◆ **What you have to do**: An exact repetition of the data is required; no picture should appear in it.

◆ **Listed entries**:
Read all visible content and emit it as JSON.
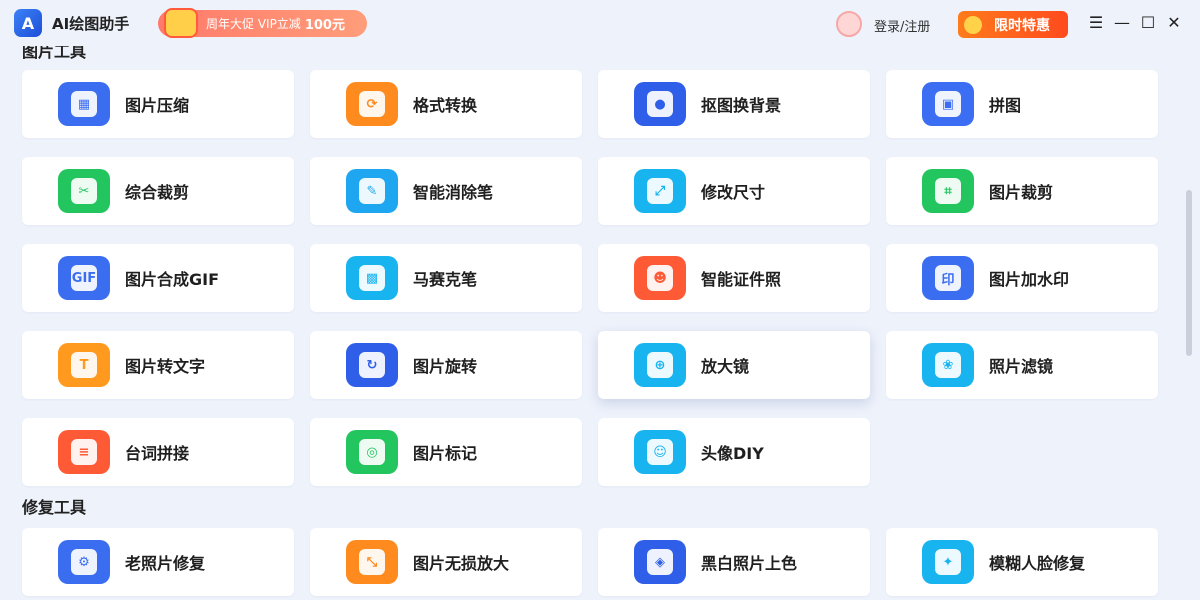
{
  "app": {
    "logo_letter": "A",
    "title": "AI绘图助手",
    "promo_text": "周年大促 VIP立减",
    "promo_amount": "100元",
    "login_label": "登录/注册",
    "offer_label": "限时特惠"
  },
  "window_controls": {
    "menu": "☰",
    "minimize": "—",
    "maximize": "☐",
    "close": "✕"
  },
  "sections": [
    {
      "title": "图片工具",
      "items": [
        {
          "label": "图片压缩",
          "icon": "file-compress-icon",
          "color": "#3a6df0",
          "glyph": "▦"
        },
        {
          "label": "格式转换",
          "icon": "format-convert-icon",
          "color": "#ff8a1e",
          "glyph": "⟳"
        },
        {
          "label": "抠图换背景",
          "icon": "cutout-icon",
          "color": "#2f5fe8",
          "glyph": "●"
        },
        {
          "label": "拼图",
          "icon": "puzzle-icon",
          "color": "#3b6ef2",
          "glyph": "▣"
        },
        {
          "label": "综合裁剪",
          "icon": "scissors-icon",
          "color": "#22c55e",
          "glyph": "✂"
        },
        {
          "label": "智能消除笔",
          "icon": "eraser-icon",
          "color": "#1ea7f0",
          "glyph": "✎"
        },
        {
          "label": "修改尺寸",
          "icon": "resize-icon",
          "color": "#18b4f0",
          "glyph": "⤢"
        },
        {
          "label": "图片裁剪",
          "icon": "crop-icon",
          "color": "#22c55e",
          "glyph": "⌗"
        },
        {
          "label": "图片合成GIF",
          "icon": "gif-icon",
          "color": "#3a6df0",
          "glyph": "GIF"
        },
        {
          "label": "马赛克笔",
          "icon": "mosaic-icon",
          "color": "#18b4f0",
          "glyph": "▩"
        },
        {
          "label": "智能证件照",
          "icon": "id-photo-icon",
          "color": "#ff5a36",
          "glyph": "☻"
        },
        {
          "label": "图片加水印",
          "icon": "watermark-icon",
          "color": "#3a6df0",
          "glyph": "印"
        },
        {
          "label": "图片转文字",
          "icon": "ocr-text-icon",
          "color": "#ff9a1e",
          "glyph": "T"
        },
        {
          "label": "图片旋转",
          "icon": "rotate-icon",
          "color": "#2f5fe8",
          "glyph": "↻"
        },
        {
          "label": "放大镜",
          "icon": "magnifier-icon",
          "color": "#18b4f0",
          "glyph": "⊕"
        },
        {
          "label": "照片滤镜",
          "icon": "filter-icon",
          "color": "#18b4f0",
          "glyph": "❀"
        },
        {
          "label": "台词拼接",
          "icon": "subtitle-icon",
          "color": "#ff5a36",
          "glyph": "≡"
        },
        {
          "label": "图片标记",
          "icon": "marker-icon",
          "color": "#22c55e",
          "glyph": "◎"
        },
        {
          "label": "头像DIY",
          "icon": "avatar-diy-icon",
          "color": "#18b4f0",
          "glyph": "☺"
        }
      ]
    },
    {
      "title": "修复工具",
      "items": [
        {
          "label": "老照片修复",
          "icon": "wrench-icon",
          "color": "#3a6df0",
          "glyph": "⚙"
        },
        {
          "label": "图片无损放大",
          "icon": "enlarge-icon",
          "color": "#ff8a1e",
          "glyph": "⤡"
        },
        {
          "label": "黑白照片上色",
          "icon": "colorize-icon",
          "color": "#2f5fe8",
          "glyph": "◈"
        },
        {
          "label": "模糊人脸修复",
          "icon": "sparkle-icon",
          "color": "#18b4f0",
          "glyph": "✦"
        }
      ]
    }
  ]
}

◆ **Answer space**:
Read all visible content and emit it as JSON.
{
  "app": {
    "logo_letter": "A",
    "title": "AI绘图助手",
    "promo_text": "周年大促 VIP立减",
    "promo_amount": "100元",
    "login_label": "登录/注册",
    "offer_label": "限时特惠"
  },
  "window_controls": {
    "menu": "☰",
    "minimize": "—",
    "maximize": "☐",
    "close": "✕"
  },
  "sections": [
    {
      "title": "图片工具",
      "items": [
        {
          "label": "图片压缩",
          "icon": "file-compress-icon",
          "color": "#3a6df0",
          "glyph": "▦"
        },
        {
          "label": "格式转换",
          "icon": "format-convert-icon",
          "color": "#ff8a1e",
          "glyph": "⟳"
        },
        {
          "label": "抠图换背景",
          "icon": "cutout-icon",
          "color": "#2f5fe8",
          "glyph": "●"
        },
        {
          "label": "拼图",
          "icon": "puzzle-icon",
          "color": "#3b6ef2",
          "glyph": "▣"
        },
        {
          "label": "综合裁剪",
          "icon": "scissors-icon",
          "color": "#22c55e",
          "glyph": "✂"
        },
        {
          "label": "智能消除笔",
          "icon": "eraser-icon",
          "color": "#1ea7f0",
          "glyph": "✎"
        },
        {
          "label": "修改尺寸",
          "icon": "resize-icon",
          "color": "#18b4f0",
          "glyph": "⤢"
        },
        {
          "label": "图片裁剪",
          "icon": "crop-icon",
          "color": "#22c55e",
          "glyph": "⌗"
        },
        {
          "label": "图片合成GIF",
          "icon": "gif-icon",
          "color": "#3a6df0",
          "glyph": "GIF"
        },
        {
          "label": "马赛克笔",
          "icon": "mosaic-icon",
          "color": "#18b4f0",
          "glyph": "▩"
        },
        {
          "label": "智能证件照",
          "icon": "id-photo-icon",
          "color": "#ff5a36",
          "glyph": "☻"
        },
        {
          "label": "图片加水印",
          "icon": "watermark-icon",
          "color": "#3a6df0",
          "glyph": "印"
        },
        {
          "label": "图片转文字",
          "icon": "ocr-text-icon",
          "color": "#ff9a1e",
          "glyph": "T"
        },
        {
          "label": "图片旋转",
          "icon": "rotate-icon",
          "color": "#2f5fe8",
          "glyph": "↻"
        },
        {
          "label": "放大镜",
          "icon": "magnifier-icon",
          "color": "#18b4f0",
          "glyph": "⊕"
        },
        {
          "label": "照片滤镜",
          "icon": "filter-icon",
          "color": "#18b4f0",
          "glyph": "❀"
        },
        {
          "label": "台词拼接",
          "icon": "subtitle-icon",
          "color": "#ff5a36",
          "glyph": "≡"
        },
        {
          "label": "图片标记",
          "icon": "marker-icon",
          "color": "#22c55e",
          "glyph": "◎"
        },
        {
          "label": "头像DIY",
          "icon": "avatar-diy-icon",
          "color": "#18b4f0",
          "glyph": "☺"
        }
      ]
    },
    {
      "title": "修复工具",
      "items": [
        {
          "label": "老照片修复",
          "icon": "wrench-icon",
          "color": "#3a6df0",
          "glyph": "⚙"
        },
        {
          "label": "图片无损放大",
          "icon": "enlarge-icon",
          "color": "#ff8a1e",
          "glyph": "⤡"
        },
        {
          "label": "黑白照片上色",
          "icon": "colorize-icon",
          "color": "#2f5fe8",
          "glyph": "◈"
        },
        {
          "label": "模糊人脸修复",
          "icon": "sparkle-icon",
          "color": "#18b4f0",
          "glyph": "✦"
        }
      ]
    }
  ]
}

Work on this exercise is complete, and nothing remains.